A message from Jens Goennemann
Good afternoon, and I hope you enjoyed yesterday’s celebrations of International Women’s Day 2023.
As we do each year, the Advanced Manufacturing Growth Centre used the occasion to put forward some high-achieving women in our industry.
We hope that our inspiring examples help to stamp out old perceptions which still unfortunately linger among the public of manufacturing as a ‘smokey and blokey’ industry.
Our cohort came from radically different backgrounds; among them was a podiatrist, a fashion business founder, and a biomedical engineering researcher.
We salute the important work of our female manufacturing leaders. Their businesses are helping workers in dangerous sites get through a day without injuries, providing electronic components to high tech industries, literally giving a voice to the voiceless, and more. You can find their stories here.
Another incredible woman I’d like to (re-)draw your attention to is Bonnie Hancock, whom I recently interviewed. Bonnie is an ultra-endurance athlete of giant accomplishments, and only the fifth person to paddle around Australia, a trip of nearly 13,000 kilometres.
Her 254 days are a world record, regardless of gender, and beat the previous record (held by another woman, Freya Hoffmeister). The three runners-up are men.
In our conversation you can hear from Bonnie how she overcame the many pains and dangers to circle our continent, and if you don’t find this a most inspiring accomplishment then you can’t be helped.
To go from an individual abundance of grit to our collective abundance of natural resources, Australia is at a crossroad for adding value to our critical and globally sought-after minerals, particularly those required for the manufacture of lithium batteries.
Launching consultations for the National Battery Strategy last month, federal Industry Minister Ed Husic said: “If we can mine it here, we should make it here.”
We have a long way to go with lithium, which we lead the world in digging and shipping as an ore.
Experts argue that there is huge untapped value-adding potential, in chemicals, advanced materials, cells and elsewhere, but time is of the essence.
Dr Alan Finkel, the former Australian Chief Scientist, said recently that there are two forces combining to push us towards being “a value-adding superpower”: nations wanting to de-risk their supply chains away from China, and such nations wanting materials created through clean energy.
China leads the world in the import, refining and consumption of lithium, driven by their battery manufacturers.
AMGC has been enthusiastic about the potential offered by the global lithium battery value chain.

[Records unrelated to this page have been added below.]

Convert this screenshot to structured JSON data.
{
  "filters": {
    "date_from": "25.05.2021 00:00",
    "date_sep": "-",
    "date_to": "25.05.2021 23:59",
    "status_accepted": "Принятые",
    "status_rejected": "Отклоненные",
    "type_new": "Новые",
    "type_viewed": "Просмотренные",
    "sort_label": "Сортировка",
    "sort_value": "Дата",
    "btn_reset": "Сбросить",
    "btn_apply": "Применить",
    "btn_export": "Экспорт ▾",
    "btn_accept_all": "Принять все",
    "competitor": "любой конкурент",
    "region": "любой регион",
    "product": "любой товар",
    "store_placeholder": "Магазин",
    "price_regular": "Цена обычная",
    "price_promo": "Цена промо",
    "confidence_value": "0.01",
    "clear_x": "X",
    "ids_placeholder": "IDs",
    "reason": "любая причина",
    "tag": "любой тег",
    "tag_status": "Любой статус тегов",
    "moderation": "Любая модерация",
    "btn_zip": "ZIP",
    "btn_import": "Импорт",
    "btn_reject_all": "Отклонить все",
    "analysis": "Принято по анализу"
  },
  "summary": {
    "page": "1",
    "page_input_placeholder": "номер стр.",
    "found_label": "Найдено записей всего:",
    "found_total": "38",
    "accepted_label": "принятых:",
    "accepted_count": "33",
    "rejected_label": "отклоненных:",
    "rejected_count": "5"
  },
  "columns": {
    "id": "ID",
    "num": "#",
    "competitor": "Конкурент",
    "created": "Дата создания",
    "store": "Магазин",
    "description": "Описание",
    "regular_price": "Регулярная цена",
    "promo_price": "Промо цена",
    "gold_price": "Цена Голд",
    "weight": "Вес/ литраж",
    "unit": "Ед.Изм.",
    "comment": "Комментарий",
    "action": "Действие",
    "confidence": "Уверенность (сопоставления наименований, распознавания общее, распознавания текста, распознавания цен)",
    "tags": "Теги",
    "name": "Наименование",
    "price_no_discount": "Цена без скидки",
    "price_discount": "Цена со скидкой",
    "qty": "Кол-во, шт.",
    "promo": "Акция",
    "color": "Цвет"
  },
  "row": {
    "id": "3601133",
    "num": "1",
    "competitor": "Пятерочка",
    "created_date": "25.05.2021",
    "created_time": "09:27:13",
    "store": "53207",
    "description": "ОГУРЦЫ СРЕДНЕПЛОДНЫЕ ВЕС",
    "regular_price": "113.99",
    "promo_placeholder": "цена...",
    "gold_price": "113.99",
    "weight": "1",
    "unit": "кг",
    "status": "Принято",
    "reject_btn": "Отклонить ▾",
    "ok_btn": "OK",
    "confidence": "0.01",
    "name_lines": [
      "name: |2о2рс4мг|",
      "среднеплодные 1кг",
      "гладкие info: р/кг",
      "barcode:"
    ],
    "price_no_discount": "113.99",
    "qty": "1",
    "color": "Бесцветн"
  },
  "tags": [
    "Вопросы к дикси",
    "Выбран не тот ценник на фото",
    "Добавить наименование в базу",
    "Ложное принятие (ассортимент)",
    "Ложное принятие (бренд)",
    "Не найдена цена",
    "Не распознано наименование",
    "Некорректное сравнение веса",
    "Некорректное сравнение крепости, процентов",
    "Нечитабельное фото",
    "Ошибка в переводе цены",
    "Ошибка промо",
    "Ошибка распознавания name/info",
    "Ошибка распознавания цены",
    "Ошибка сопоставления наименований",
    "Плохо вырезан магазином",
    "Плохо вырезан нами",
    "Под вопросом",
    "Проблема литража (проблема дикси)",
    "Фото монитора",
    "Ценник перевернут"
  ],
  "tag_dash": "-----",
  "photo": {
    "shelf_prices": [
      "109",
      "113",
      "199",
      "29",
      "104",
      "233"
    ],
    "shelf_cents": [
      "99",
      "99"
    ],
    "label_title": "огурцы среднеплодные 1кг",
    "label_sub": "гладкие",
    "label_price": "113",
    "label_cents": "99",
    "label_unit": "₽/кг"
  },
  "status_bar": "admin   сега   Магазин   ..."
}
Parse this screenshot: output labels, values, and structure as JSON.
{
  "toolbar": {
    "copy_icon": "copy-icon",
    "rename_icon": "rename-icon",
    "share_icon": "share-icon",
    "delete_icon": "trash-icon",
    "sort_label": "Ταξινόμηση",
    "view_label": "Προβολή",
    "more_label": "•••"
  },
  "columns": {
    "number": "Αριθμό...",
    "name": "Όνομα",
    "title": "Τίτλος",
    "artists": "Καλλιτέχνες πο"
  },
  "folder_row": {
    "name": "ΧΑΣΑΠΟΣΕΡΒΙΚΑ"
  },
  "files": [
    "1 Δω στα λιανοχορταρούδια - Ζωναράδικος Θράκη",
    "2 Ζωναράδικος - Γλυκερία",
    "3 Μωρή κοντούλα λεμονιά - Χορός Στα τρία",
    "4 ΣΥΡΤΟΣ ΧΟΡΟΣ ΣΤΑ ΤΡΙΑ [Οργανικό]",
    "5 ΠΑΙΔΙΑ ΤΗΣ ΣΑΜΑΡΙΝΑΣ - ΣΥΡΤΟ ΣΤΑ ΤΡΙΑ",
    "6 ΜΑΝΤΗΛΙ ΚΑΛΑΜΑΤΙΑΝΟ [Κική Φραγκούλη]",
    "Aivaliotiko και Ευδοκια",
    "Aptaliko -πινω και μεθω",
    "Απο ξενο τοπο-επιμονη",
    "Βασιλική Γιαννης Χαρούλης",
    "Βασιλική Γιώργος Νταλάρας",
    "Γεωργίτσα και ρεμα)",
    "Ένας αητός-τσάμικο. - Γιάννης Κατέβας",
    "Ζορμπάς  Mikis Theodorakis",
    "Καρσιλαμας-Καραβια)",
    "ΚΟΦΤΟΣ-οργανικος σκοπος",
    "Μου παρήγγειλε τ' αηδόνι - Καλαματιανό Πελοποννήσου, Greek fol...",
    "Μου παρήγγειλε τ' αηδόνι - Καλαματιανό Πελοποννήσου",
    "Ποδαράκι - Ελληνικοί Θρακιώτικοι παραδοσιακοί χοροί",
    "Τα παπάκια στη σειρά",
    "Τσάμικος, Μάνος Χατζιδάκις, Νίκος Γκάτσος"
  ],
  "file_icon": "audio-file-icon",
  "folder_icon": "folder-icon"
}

We have supported two collaborative projects led by Energy Renaissance, a manufacturer of battery packs, racks and integrated solutions optimised for hot conditions such as in Australia and elsewhere, yet we share Energy Renaissance’s frustration that their lithium feedstock must be re-imported after being dug up here and processed elsewhere.
AMGC has also co-invested in projects by companies making battery precursor materials. For example, VSPC which is manufacturing lithium iron phosphate powder or specialised componentry maker Feline that intends to manufacture a superior lithium ion battery cell and others.
Our opinion is that the potential is very real, and – in close consultation with our members – we were eager to advocate for our domestic industry players in our submission to the National Battery Strategy.
Let’s see how this all plays out. That’s it from me for March.